Support the
Henry Jackson

Our work is only possible through the generosity of private philanthropy. Find out how you can support our mission and can contribute to our work.

Members' log in
March 20, 2018

HJS Report Launch: Prison Management of Terrorism-Related Offenders – Is Separation Effective?

Henry Jackson Society

Date: 18:00-19:00, Tuesday 20th March 2018

Location: Committee Room 4, House of Lords, Palace of Westminster, London, SW1A 0PW


Dr Julia Rushchenko
Research Fellow at the Centre for the Response to Radicalisation and Terrorism
The Henry Jackson Society

To register your interest, or for any further information, please email, stating clearly whether you are a member of HJS and the title of the event above.

Please note that you will need to receive a confirmation email to be able to attend the event.


The concern about prisons turning into “hotbeds of extremism” is currently one of the most pressing security issues that requires an immediate response from policy-makers. While both prison and probation are supposed to be strong partners in de-radicalisation and resettlement, instead of promoting disengagement from violence, these systems frequently facilitate the spread of radical ideology by providing inmates a platform to forge alliances, exchange experience and recruit new followers.
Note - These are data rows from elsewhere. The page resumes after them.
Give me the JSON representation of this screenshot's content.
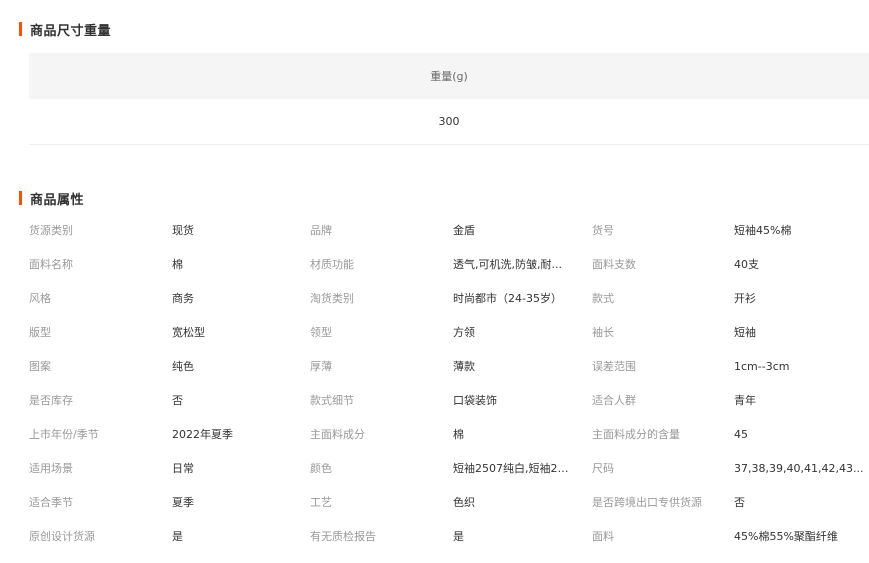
{
  "size_weight_section": {
    "title": "商品尺寸重量",
    "column_header": "重量(g)",
    "value": "300"
  },
  "attributes_section": {
    "title": "商品属性",
    "rows": [
      [
        {
          "label": "货源类别",
          "value": "现货"
        },
        {
          "label": "品牌",
          "value": "金盾"
        },
        {
          "label": "货号",
          "value": "短袖45%棉"
        }
      ],
      [
        {
          "label": "面料名称",
          "value": "棉"
        },
        {
          "label": "材质功能",
          "value": "透气,可机洗,防皱,耐..."
        },
        {
          "label": "面料支数",
          "value": "40支"
        }
      ],
      [
        {
          "label": "风格",
          "value": "商务"
        },
        {
          "label": "淘货类别",
          "value": "时尚都市（24-35岁）"
        },
        {
          "label": "款式",
          "value": "开衫"
        }
      ],
      [
        {
          "label": "版型",
          "value": "宽松型"
        },
        {
          "label": "领型",
          "value": "方领"
        },
        {
          "label": "袖长",
          "value": "短袖"
        }
      ],
      [
        {
          "label": "图案",
          "value": "纯色"
        },
        {
          "label": "厚薄",
          "value": "薄款"
        },
        {
          "label": "误差范围",
          "value": "1cm--3cm"
        }
      ],
      [
        {
          "label": "是否库存",
          "value": "否"
        },
        {
          "label": "款式细节",
          "value": "口袋装饰"
        },
        {
          "label": "适合人群",
          "value": "青年"
        }
      ],
      [
        {
          "label": "上市年份/季节",
          "value": "2022年夏季"
        },
        {
          "label": "主面料成分",
          "value": "棉"
        },
        {
          "label": "主面料成分的含量",
          "value": "45"
        }
      ],
      [
        {
          "label": "适用场景",
          "value": "日常"
        },
        {
          "label": "颜色",
          "value": "短袖2507纯白,短袖25..."
        },
        {
          "label": "尺码",
          "value": "37,38,39,40,41,42,43..."
        }
      ],
      [
        {
          "label": "适合季节",
          "value": "夏季"
        },
        {
          "label": "工艺",
          "value": "色织"
        },
        {
          "label": "是否跨境出口专供货源",
          "value": "否"
        }
      ],
      [
        {
          "label": "原创设计货源",
          "value": "是"
        },
        {
          "label": "有无质检报告",
          "value": "是"
        },
        {
          "label": "面料",
          "value": "45%棉55%聚酯纤维"
        }
      ]
    ]
  },
  "colors": {
    "accent": "#ff5000",
    "header_bg": "#f5f5f5",
    "label_text": "#999999",
    "value_text": "#333333"
  }
}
In the Middle East, prisons have historically helped galvanising Islamist movements, as evidenced by Camp Bucca’s example in Iraq and its role in the formation of ISIS.

British prisons have a long history of coping with terrorists and political extremists. Following the review led by Ian Acheson in 2016, the government has recently announced its plans to crack down on the spread of Islamist ideology in prisons by creating three “separation centres” which are expected to hold the most subversive and actively proselytising prisoners.

By kind invitation of The Rt Hon. David Hanson MP, The Henry Jackson Society is pleased to invite you to an event with Dr Julia Rushchenko who will evaluate the effectiveness of separation in relation to terrorism-related offenders. This discussion will examine strategies for dealing with Islamism in prisons worldwide focusing on “best practices” and will assess the UK experiment from the point of view of its potential to tackle the spread of radicalisation in prisons.


Dr Julia Rushchenko is an Associate Research Fellow at The Henry Jackson Society. She is also a Lecturer in Policing and Criminal Investigations at the University of West London, where she teaches modules on Terrorism and Organised Crime. Julia is a recipient of the prestigious scholarships issued by the European Commission, the US Department of State and the British Council. Previously, Dr Rushchenko held research positions at the University of Kent and was a visiting scholar at the University of California, San Diego. Julia has an extensive experience of working with the think tanks, private companies and the United Nations in Europe and North America. She holds a PhD in Global Criminology from Utrecht University and Hamburg University.